--- Material for this exercise Enclosed Below ---

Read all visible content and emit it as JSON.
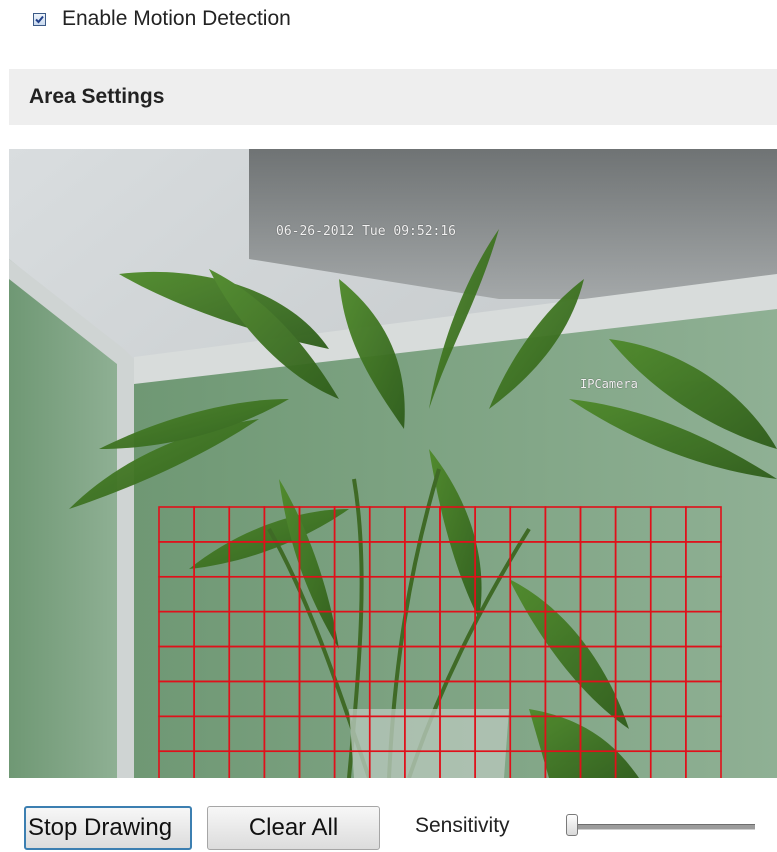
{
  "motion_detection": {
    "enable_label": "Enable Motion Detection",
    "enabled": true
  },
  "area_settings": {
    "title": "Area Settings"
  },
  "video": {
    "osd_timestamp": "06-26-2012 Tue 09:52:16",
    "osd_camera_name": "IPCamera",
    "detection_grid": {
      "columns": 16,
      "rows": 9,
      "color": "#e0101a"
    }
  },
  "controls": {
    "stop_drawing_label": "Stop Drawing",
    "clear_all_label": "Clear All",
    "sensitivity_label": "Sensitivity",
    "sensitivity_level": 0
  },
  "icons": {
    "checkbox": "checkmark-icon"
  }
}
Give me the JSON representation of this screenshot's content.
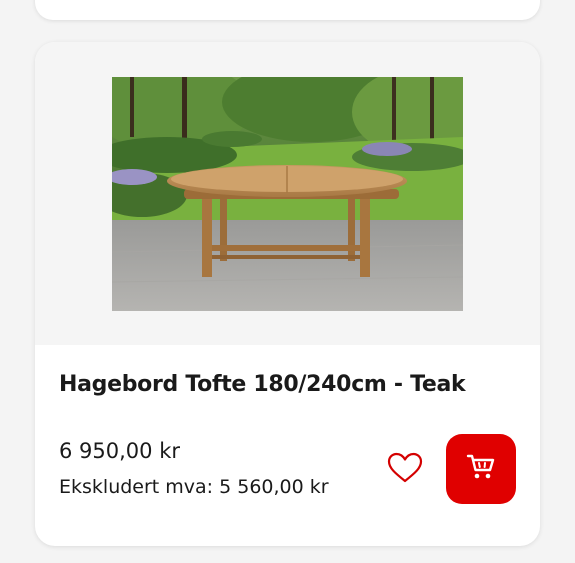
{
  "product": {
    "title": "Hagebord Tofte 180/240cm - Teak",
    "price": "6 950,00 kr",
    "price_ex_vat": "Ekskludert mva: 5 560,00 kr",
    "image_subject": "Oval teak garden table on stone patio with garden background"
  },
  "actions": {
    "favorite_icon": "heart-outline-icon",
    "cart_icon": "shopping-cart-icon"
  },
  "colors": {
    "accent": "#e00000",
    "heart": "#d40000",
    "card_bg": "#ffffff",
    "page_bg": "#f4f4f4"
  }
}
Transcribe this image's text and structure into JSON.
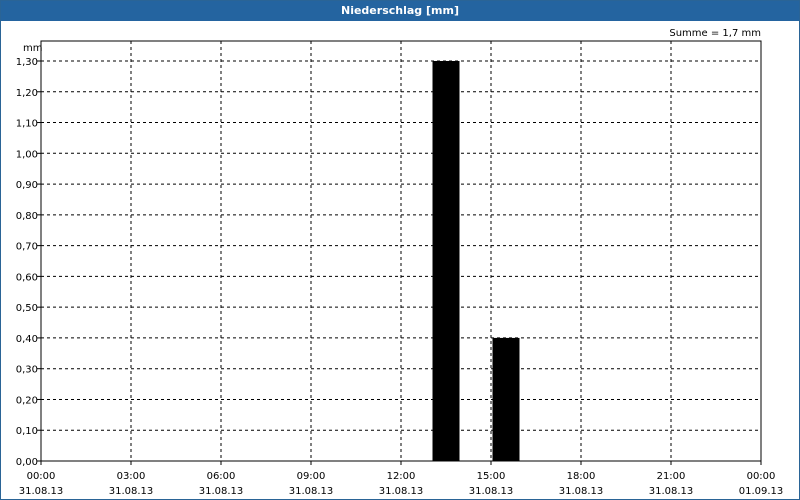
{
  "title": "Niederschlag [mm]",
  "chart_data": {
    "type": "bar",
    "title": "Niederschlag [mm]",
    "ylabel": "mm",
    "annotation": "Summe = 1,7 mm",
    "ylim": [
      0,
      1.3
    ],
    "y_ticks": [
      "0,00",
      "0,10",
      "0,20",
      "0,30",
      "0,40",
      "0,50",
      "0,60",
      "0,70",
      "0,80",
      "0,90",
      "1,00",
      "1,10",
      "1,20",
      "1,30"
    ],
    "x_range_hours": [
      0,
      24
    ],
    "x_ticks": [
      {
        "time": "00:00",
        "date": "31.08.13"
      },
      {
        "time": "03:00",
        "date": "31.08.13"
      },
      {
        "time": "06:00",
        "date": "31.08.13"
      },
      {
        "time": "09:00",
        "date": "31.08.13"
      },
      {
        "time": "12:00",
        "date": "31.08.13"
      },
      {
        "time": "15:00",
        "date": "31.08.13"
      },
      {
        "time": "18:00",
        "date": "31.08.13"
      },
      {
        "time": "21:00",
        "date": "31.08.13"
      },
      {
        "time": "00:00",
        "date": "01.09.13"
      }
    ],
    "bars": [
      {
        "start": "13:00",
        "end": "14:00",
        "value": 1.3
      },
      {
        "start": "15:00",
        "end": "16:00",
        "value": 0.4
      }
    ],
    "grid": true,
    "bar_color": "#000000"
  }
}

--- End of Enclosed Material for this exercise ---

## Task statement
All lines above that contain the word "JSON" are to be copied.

## Reply
Read all visible content and emit it as JSON.
Give me the JSON representation of this screenshot's content.
Transcribe this image's text and structure into JSON.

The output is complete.